To be sure, Zuboff is not to be expected to provide a response to the fanciful idea that roving bands of green rebels will overthrow the massively powerful and interconnected technological structure of surveillance capitalism (“For the Green New Deal and AOC!” the renegades shout, hurling Molotov cocktails), but it does seem her book would be improved by addressing the despair and violence that some turn to when faced with the enormity of technological control, climate change, and post-industrial ennui.
Another uncomfortable and politically charged discussion Zuboff shies away from is the extent to which Big Tech is explicitly liberal and acts punitively toward social conservatives and religious people, especially Christians. This clashes with her thesis that Big Tech fundamentally doesn’t care what you think as long as it knows all and can sell your info to the highest bidder. Presumably, this is because Zuboff appears to have liberal sympathies — expressing support for abortion, for example, at one point in the book — and she otherwise champions a typically liberal defense of individualism and absolute freedom.
Discussing the anomie of modern life in our “Doomer” Age is at least part of tackling the puzzle of why we have allowed tech wizards to run our lives, provided Zuboff’s argument that control and manipulation are not inherent to technological advancement is correct. To be fair, she acknowledges that, “The consequences of this new logic of accumulation have already leaked and continue to leak beyond commercial practices into the fabric of our social relations, transforming our relationships to ourselves and to one another.”
The content is insightful and interesting, but is brought down by the overwrought, wordy, self-righteous presentation and the frequently italicized terms like this denoting a major new wordy concept that could actually be said much more simply and succinctly.

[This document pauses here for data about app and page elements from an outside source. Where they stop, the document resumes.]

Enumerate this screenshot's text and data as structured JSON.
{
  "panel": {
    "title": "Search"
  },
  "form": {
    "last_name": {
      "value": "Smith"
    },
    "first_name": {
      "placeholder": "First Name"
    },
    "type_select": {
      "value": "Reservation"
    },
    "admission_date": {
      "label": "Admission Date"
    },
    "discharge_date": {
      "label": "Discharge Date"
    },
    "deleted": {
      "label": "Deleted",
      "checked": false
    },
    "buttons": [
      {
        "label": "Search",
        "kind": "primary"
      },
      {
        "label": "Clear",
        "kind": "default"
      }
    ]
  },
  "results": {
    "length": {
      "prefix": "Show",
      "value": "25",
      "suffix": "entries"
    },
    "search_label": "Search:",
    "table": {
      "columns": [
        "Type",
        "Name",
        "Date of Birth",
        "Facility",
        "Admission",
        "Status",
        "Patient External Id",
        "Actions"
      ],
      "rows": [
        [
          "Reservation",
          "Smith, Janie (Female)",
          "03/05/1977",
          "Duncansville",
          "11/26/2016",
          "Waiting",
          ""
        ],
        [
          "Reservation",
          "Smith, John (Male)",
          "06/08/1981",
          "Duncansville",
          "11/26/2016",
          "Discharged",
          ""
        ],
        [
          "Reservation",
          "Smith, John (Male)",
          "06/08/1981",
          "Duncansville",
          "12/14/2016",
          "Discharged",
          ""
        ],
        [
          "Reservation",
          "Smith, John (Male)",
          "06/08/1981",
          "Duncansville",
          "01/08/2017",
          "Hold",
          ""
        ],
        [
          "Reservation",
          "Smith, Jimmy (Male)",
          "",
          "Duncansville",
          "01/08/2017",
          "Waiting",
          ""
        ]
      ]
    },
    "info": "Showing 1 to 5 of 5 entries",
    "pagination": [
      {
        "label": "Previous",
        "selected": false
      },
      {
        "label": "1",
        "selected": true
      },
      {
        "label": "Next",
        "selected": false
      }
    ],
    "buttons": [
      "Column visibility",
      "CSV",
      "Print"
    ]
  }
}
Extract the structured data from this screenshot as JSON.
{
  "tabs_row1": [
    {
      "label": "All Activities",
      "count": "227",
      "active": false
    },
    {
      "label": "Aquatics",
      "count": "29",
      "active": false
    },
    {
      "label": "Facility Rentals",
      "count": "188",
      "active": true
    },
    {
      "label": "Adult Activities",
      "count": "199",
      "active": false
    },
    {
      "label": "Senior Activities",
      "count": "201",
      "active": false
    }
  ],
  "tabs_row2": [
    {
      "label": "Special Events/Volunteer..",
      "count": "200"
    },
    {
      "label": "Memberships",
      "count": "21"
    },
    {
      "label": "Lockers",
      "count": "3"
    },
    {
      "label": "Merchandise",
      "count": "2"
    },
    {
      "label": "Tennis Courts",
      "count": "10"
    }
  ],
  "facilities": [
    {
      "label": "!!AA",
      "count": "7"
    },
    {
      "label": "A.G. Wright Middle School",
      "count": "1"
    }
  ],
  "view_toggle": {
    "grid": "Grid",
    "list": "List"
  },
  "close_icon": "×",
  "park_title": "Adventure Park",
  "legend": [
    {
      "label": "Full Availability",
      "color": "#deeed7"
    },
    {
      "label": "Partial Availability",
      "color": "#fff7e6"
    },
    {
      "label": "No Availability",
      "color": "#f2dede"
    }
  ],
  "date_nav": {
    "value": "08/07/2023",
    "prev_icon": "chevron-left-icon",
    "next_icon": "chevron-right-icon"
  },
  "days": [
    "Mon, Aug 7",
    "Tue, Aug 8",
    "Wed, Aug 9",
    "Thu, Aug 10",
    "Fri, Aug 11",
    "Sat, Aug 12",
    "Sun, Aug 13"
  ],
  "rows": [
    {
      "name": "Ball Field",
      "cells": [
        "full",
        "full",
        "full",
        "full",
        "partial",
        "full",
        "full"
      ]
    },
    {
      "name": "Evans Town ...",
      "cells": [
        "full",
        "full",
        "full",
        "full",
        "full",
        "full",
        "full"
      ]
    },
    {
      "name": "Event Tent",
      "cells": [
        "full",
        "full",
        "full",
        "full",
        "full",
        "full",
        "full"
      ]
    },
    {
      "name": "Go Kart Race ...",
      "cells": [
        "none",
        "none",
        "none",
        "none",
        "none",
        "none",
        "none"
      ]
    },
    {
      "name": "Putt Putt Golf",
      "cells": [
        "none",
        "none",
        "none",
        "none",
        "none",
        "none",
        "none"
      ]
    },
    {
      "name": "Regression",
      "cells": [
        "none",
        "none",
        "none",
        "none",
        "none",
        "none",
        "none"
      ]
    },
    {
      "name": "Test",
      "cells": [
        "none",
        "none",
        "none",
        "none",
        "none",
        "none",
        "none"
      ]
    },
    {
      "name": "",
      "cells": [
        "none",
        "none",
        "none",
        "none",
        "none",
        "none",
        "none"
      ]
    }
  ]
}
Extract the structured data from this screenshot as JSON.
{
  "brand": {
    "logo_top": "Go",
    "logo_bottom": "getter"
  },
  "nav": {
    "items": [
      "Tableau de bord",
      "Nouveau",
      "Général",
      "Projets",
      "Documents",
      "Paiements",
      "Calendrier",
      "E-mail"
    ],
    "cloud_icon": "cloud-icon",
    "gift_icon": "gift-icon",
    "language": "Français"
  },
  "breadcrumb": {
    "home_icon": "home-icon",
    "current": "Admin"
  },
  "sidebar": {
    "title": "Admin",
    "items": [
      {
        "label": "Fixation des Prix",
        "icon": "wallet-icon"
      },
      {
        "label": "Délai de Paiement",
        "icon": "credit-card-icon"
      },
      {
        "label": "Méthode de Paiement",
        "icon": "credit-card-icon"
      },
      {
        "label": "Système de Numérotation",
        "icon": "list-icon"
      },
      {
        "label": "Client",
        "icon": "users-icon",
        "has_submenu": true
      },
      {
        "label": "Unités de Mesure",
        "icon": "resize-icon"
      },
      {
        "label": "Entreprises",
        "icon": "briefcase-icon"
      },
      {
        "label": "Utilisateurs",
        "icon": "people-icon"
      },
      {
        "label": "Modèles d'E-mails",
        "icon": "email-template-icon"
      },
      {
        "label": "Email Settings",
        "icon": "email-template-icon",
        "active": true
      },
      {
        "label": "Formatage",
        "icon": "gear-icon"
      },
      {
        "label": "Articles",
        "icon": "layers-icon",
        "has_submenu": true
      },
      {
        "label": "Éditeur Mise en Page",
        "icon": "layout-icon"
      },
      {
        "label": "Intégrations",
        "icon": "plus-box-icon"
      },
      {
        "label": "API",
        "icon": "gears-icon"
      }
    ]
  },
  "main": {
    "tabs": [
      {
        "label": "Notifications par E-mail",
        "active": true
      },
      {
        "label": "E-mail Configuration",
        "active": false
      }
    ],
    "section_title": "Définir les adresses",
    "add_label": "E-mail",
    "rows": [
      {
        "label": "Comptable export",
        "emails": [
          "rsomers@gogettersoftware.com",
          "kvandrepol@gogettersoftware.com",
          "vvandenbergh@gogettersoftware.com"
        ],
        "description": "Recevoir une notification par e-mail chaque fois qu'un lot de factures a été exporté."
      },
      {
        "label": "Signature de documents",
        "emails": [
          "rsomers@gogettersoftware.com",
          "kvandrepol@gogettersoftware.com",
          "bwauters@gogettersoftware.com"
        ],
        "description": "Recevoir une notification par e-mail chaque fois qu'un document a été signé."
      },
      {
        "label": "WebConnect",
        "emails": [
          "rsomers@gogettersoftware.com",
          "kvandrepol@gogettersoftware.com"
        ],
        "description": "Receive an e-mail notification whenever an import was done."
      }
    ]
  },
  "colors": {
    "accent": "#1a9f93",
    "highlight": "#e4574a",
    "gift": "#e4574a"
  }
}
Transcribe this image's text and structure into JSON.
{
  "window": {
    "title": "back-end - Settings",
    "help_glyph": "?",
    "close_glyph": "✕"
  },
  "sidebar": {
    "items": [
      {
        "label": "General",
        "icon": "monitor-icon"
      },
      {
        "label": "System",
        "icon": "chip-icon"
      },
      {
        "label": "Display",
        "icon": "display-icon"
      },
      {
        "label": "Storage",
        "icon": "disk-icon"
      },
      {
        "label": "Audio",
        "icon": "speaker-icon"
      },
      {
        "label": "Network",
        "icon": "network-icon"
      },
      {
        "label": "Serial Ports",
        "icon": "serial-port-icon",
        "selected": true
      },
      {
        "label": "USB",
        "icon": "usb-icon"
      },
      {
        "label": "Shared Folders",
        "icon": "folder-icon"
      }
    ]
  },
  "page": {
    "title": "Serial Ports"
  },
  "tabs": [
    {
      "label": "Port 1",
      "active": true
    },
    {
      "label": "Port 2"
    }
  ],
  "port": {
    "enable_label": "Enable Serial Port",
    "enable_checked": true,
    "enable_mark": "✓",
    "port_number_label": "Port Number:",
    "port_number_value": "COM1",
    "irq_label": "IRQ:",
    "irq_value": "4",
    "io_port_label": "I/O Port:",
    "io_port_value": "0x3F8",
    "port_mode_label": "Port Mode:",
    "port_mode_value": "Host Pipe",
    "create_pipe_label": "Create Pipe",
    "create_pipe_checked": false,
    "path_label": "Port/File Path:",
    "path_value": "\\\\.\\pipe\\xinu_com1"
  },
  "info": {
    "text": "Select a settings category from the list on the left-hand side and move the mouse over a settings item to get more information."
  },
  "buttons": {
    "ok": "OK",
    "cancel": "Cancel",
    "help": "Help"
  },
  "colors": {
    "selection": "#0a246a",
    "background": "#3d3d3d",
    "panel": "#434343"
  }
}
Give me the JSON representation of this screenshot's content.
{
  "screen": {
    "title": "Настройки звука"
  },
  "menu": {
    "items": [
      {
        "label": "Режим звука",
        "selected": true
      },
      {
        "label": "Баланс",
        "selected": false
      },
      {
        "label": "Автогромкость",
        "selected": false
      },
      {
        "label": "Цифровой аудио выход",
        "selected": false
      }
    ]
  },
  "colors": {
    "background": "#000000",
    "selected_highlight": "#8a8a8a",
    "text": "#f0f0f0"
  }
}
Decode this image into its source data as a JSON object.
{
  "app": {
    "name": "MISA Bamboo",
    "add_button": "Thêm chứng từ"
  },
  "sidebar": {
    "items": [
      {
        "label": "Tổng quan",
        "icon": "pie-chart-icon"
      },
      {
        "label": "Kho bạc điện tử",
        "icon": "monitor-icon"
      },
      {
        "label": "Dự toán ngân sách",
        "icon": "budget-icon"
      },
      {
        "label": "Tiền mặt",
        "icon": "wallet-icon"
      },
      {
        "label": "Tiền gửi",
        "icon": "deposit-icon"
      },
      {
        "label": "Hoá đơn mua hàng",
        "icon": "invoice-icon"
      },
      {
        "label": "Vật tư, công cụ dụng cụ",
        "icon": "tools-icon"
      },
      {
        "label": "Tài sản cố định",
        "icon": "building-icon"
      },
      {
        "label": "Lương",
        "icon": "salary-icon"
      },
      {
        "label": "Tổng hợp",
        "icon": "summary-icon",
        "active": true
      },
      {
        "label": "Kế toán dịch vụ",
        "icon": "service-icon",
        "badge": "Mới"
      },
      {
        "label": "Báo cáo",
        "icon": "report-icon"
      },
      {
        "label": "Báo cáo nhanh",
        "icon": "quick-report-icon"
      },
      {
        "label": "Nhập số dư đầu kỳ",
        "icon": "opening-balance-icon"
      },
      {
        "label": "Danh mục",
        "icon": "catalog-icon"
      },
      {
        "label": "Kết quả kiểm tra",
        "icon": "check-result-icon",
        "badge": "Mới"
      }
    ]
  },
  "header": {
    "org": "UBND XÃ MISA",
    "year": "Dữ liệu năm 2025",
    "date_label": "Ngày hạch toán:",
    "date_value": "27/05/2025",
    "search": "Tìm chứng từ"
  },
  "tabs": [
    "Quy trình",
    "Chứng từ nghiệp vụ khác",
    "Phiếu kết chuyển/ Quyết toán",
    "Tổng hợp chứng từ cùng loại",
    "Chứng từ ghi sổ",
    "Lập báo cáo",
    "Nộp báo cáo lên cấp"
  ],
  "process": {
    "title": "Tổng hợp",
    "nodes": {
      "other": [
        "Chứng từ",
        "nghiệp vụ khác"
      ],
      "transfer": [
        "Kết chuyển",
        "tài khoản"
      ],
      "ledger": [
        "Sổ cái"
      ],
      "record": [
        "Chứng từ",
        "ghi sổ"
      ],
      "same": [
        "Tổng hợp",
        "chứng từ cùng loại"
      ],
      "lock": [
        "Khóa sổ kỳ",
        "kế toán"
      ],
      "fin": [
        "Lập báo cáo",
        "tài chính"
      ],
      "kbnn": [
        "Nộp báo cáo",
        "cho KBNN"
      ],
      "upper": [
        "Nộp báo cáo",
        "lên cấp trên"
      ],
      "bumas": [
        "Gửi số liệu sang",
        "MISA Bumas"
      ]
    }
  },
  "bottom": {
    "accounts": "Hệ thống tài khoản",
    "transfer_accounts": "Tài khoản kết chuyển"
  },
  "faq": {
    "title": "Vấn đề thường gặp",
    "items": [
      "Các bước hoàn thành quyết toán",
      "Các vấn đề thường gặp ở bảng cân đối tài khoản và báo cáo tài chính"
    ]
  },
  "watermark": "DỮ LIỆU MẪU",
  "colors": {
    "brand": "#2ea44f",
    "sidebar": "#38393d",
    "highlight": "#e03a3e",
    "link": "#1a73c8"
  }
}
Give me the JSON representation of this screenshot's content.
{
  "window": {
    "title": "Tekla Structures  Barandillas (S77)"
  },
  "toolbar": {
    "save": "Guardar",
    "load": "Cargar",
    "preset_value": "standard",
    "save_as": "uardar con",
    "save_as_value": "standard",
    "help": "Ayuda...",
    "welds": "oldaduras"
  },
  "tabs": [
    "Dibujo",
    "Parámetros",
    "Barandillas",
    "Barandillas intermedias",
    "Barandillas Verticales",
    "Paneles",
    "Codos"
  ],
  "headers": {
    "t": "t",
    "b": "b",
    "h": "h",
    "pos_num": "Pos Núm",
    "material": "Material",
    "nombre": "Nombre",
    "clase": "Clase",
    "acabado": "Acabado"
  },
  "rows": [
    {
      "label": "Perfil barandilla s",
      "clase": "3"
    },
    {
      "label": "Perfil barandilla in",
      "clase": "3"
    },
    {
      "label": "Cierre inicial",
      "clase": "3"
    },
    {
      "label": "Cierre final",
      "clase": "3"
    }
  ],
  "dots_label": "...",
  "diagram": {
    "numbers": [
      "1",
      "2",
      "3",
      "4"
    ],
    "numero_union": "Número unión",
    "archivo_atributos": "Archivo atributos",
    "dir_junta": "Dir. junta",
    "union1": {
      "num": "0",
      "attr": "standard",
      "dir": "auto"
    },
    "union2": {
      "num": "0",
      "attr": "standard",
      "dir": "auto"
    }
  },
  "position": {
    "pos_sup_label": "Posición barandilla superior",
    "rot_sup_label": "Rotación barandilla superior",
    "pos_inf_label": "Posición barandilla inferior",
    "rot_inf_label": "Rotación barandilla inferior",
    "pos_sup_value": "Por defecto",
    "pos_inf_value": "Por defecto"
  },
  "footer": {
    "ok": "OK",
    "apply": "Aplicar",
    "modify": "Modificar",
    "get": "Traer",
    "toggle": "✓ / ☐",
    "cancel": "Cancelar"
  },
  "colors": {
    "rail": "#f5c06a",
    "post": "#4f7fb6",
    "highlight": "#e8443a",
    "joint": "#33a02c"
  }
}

So let’s say it simply: Big Tech is out of control and it has too much control of us and our lives. We need concerted legislation and withdrawal of consent to start making a change and turn the tide, and we will leave it to another author—or perhaps Zuboff in the future—to offer us some of those specific policies and strategies for how to regain autonomy from the machines.